The premise: quick, simple diagrams...
The premise: quick, simple diagrams...

Lekh Diagram is a clever and potentially useful diagramming app for iPad, “free” on the App Store, but not if you want to make serious use of it.

If you want to make some kind of flow chart, org chart or almost any other kind of chart, it’s easy to do inside Lekh. Scribble simple shapes – circles, triangles, squares and so on – and Lekh will intelligently turn them into neatened, straightened versions. (You can turn this off for freehand drawing if you want to.)

Draw a line and tick one end, and it becomes an arrow. There are two modes, drawing and editing – in edit mode, all your objects are movable and resizable. Some can be given rounded corners where appropriate. Tap inside an object and you can add text labels. Draw a line between two objects and it instantly becomes a connecting arrow (most of the time – I found this a little unpredictable).

Document handling isn’t all that clear to start with. To create a new document, you have to tap the “save to folder” icon, similar to the one you might see in mail apps for saving a message into a particular location. From here you can rename, delete and import documents from Dropbox.

… but you need to pay if you want to export.

Now, about the price. The app is free, but exporting your documents in any way – saving to the Camera Roll, uploading in various formats to Dropbox, or emailing to a contact – is a feature only available via $5 in-app purchase.

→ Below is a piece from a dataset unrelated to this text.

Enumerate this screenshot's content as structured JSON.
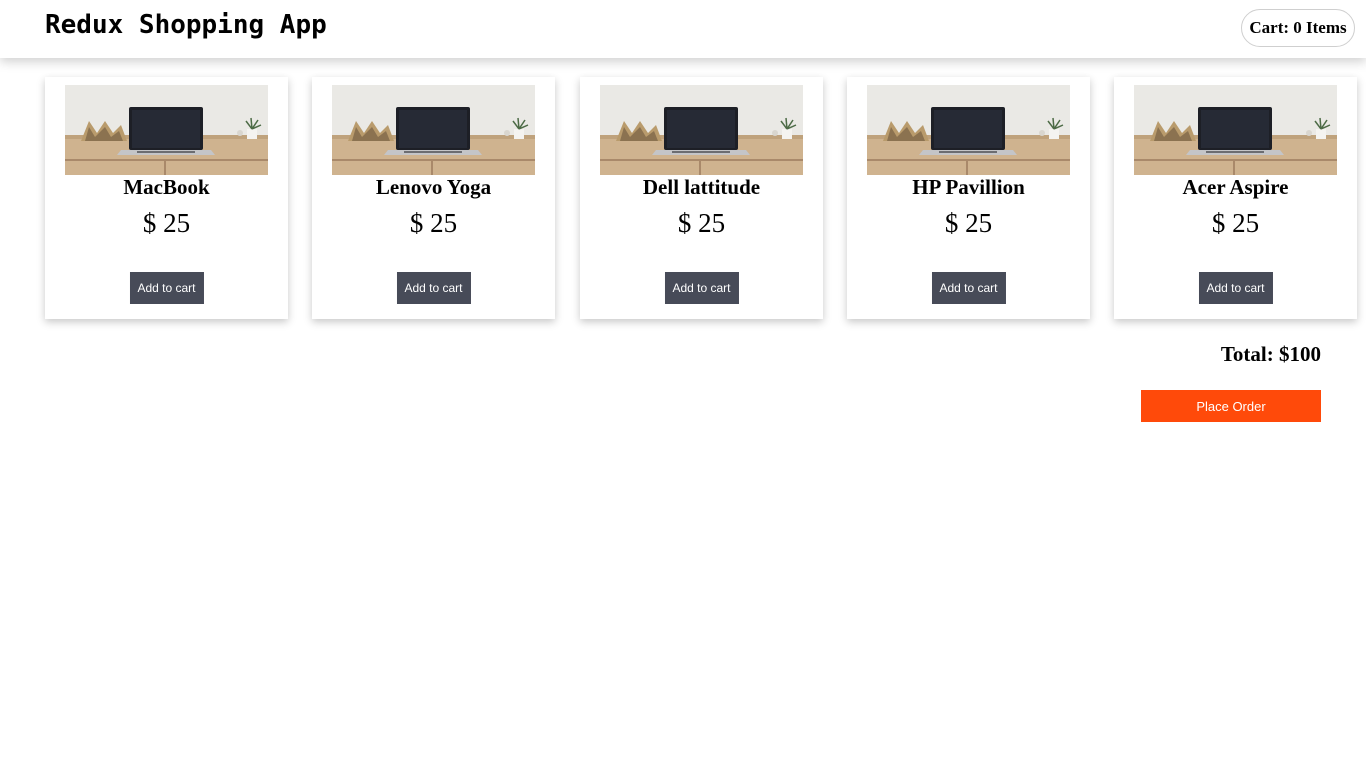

Export is pretty crucial for any productive use, so if I were you, I wouldn’t consider this a free app, but a trial version of a $5 paid app. That said, although it has some limitations, five bucks isn’t bad for what’s on offer here.

I rather like Lekh for its lo-fi simplicity. There are much more powerful diagram drawing apps around, but they tend to be much more expensive. Lekh has a decent selection of tools, colors, fonts, backgrounds and clever ideas to make it useful for a lot of people. There are some bugs that need to be sorted out though – for example, misspellings in the UI, and typed text that couldn’t be edited or deleted (or even selected).

To be quite honest, I think that (assuming the bugs are fixed), Lekh could sell quite well as a paid-for app, for the same five dollars it asks for as an in-app purchase. Its status as a free product is, I suspect, an unfortunate consequence of the realities of App Store economics. Free apps get so much more attention and downloads than their paid-for counterparts. This, in turn, is an unfortunate consequence of the Store’s continued lack of any kind of try-before-you-buy feature. Developers can find themselves forced to remove essential features and make them paid-for extras if they want any hope of making money in return for all their hard work. Which is a pity.

Source: App Store